Aren't you surprised that - 24 < -4?
When you multiply (or divide) by a negative number, it becomes negative (if it was positive before) and among negative numbers "the more the less"
And vice versa if it was negative it becomes positive where everything becomes conversely (upside-down)
- Anonymous1 decade ago
I was having that problem to long time ago. What I did was to tell my self that everytime when you multiply or divide just change the sign to an opposite direction. This includes the equal sign(=), it does change the sign but you can't see it....
- 1 decade ago
Multiplication by a negative is an abstraction that is visualized best by imagining a reflection.
If you have a tree top and an airplane flying above it, and you look at the reflection, you have an airplane flying below the the treetop. What was "above" (greater than) becomes "below" (less than) in the reflection.
- PakyuolLv 71 decade ago
Let x = a positive number
Let y = a positive number
x > y
add -2x to both sides (which, in effect is like multiplying the left by -1)
x - 2x > y - 2x
-x > y - 2x
the equation is now invalid (graph it and you'll see).
However, if you switch the sign the equation becomes valid.
-x < y - 2x
- Amit YLv 51 decade ago
Be a and b two variables such that a < b
a - b < 0
b - a > 0
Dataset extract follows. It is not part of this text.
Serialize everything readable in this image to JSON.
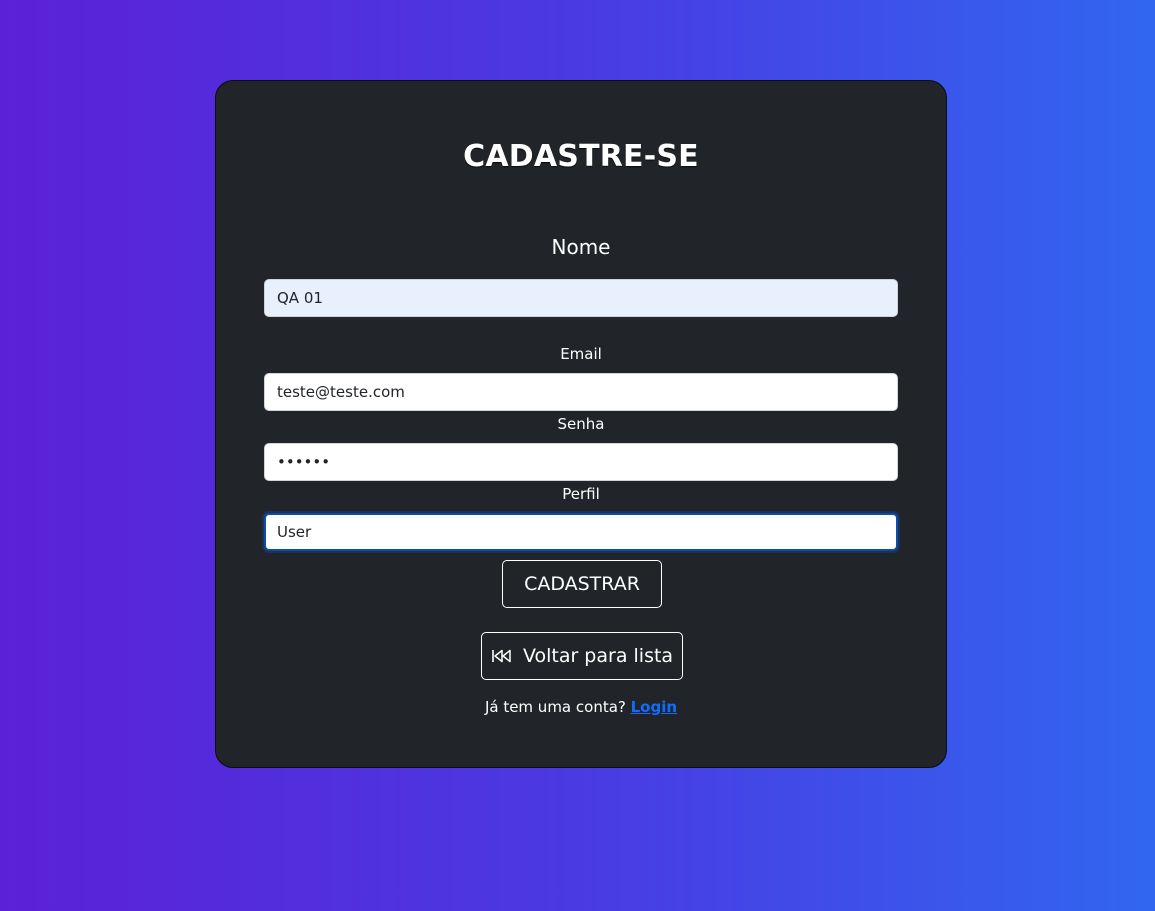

Subtract b from the second inequality and get
-a > -b
- 1 decade ago
Well it just makes sense..
5 > -1 [th